▶ **Task to complete**
The lines below that include the word "disclaimer" are to be reported.
Provided data below:
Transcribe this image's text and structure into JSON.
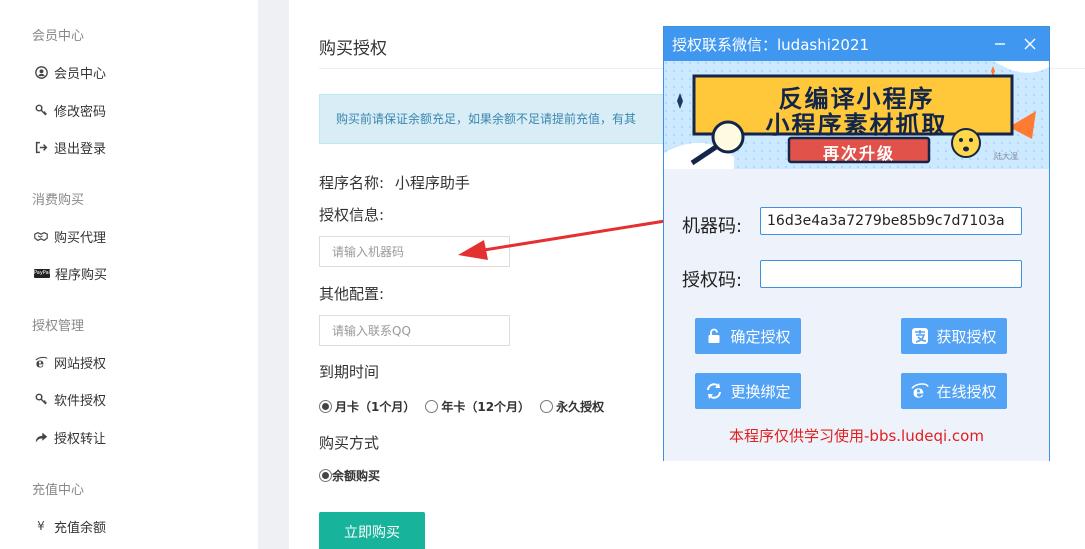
{
  "sidebar": {
    "sections": [
      {
        "title": "会员中心",
        "items": [
          {
            "label": "会员中心",
            "icon": "user-circle-icon"
          },
          {
            "label": "修改密码",
            "icon": "key-icon"
          },
          {
            "label": "退出登录",
            "icon": "logout-icon"
          }
        ]
      },
      {
        "title": "消费购买",
        "items": [
          {
            "label": "购买代理",
            "icon": "handshake-icon"
          },
          {
            "label": "程序购买",
            "icon": "paypal-icon"
          }
        ]
      },
      {
        "title": "授权管理",
        "items": [
          {
            "label": "网站授权",
            "icon": "ie-icon"
          },
          {
            "label": "软件授权",
            "icon": "key-icon"
          },
          {
            "label": "授权转让",
            "icon": "share-icon"
          }
        ]
      },
      {
        "title": "充值中心",
        "items": [
          {
            "label": "充值余额",
            "icon": "yen-icon"
          }
        ]
      }
    ]
  },
  "main": {
    "title": "购买授权",
    "notice": "购买前请保证余额充足，如果余额不足请提前充值，有其",
    "program_name_label": "程序名称:",
    "program_name_value": "小程序助手",
    "auth_info_label": "授权信息:",
    "machine_placeholder": "请输入机器码",
    "other_config_label": "其他配置:",
    "qq_placeholder": "请输入联系QQ",
    "expire_label": "到期时间",
    "expire_options": [
      {
        "label": "月卡（1个月）",
        "selected": true
      },
      {
        "label": "年卡（12个月）",
        "selected": false
      },
      {
        "label": "永久授权",
        "selected": false
      }
    ],
    "pay_method_label": "购买方式",
    "pay_method_option": "余额购买",
    "buy_button": "立即购买"
  },
  "dialog": {
    "title": "授权联系微信：ludashi2021",
    "banner": {
      "line1": "反编译小程序",
      "line2": "小程序素材抓取",
      "line3": "再次升级",
      "watermark": "陆大湿"
    },
    "machine_label": "机器码:",
    "machine_value": "16d3e4a3a7279be85b9c7d7103a",
    "auth_label": "授权码:",
    "auth_value": "",
    "buttons": {
      "confirm": "确定授权",
      "get": "获取授权",
      "rebind": "更换绑定",
      "online": "在线授权"
    },
    "disclaimer": "本程序仅供学习使用-bbs.ludeqi.com"
  },
  "colors": {
    "accent": "#3f97ef",
    "buy_button": "#18b39b",
    "notice_bg": "#d9edf7",
    "arrow": "#e53030",
    "disclaimer": "#e02020"
  }
}
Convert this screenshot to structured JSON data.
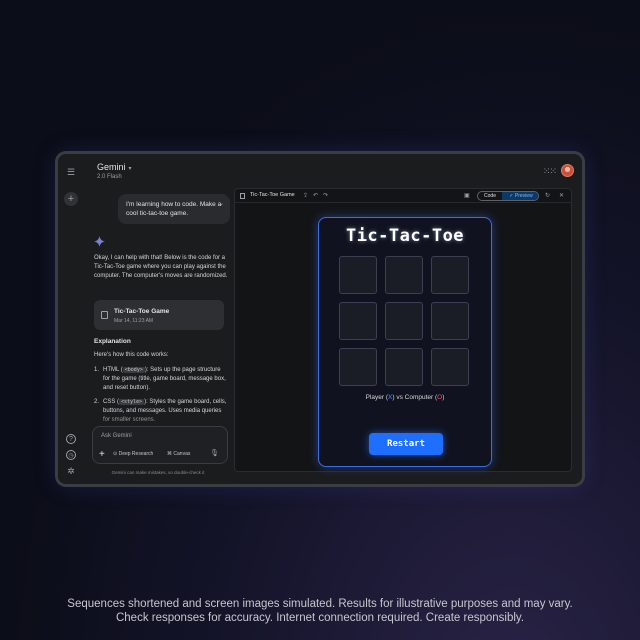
{
  "app": {
    "title": "Gemini",
    "caret": "▾",
    "model": "2.0 Flash"
  },
  "rail": {
    "menu_icon": "menu-icon",
    "new_chat_icon": "plus-icon",
    "help_icon": "help-icon",
    "history_icon": "history-icon",
    "settings_icon": "gear-icon"
  },
  "header": {
    "apps_icon": "apps-grid-icon",
    "avatar_icon": "avatar-icon"
  },
  "chat": {
    "user_message": "I'm learning how to code. Make a cool tic-tac-toe game.",
    "reply_text": "Okay, I can help with that! Below is the code for a Tic-Tac-Toe game where you can play against the computer. The computer's moves are randomized.",
    "card_title": "Tic-Tac-Toe Game",
    "card_date": "Mar 14, 11:23 AM",
    "explanation_title": "Explanation",
    "explanation_intro": "Here's how this code works:",
    "list": [
      {
        "num": "1.",
        "pre": "HTML (",
        "code": "<body>",
        "post": "): Sets up the page structure for the game (title, game board, message box, and reset button)."
      },
      {
        "num": "2.",
        "pre": "CSS (",
        "code": "<style>",
        "post": "): Styles the game board, cells, buttons, and messages. Uses media queries for smaller screens."
      }
    ]
  },
  "input": {
    "placeholder": "Ask Gemini",
    "deep_research": "Deep Research",
    "canvas": "Canvas",
    "disclaimer": "Gemini can make mistakes, so double-check it"
  },
  "canvas_toolbar": {
    "title": "Tic-Tac-Toe Game",
    "code_label": "Code",
    "preview_label": "Preview",
    "preview_check": "✓"
  },
  "game": {
    "title": "Tic-Tac-Toe",
    "status_pre": "Player (",
    "player_symbol": "X",
    "status_mid": ") vs Computer (",
    "computer_symbol": "O",
    "status_post": ")",
    "restart_label": "Restart",
    "cells": [
      "",
      "",
      "",
      "",
      "",
      "",
      "",
      "",
      ""
    ]
  },
  "footer": {
    "line1": "Sequences shortened and screen images simulated. Results for illustrative purposes and may vary.",
    "line2": "Check responses for accuracy. Internet connection required. Create responsibly."
  },
  "colors": {
    "accent_blue": "#1f6fff",
    "player_blue": "#5b8cff",
    "computer_pink": "#ff4d7a"
  }
}
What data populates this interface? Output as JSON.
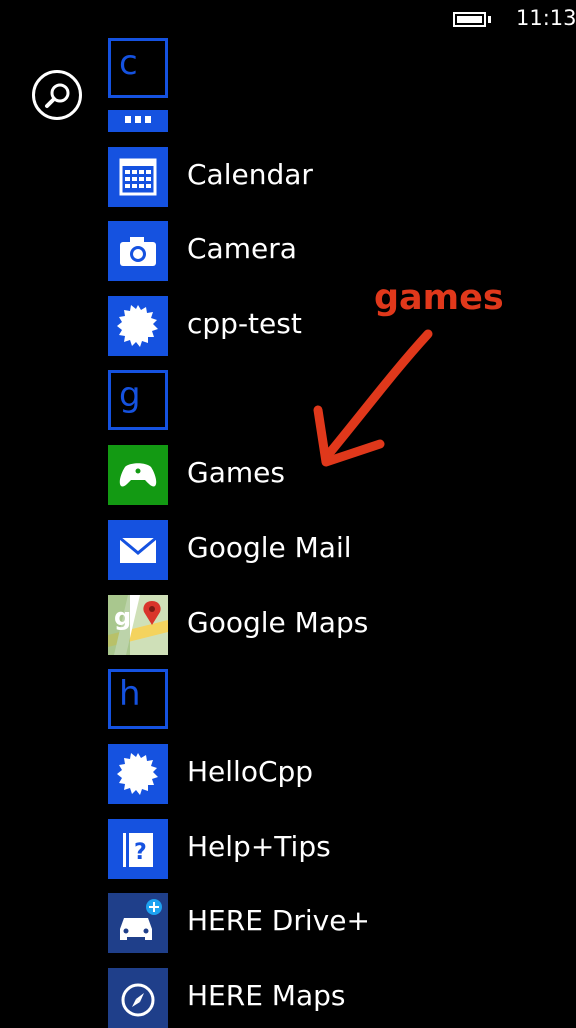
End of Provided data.
▶ **Exercise response**
    "disclaimer": "本程序仅供学习使用-bbs.ludeqi.com"
    "disclaimer": "#e02020"
    "disclaimer": "Gemini can make mistakes, so double-check it"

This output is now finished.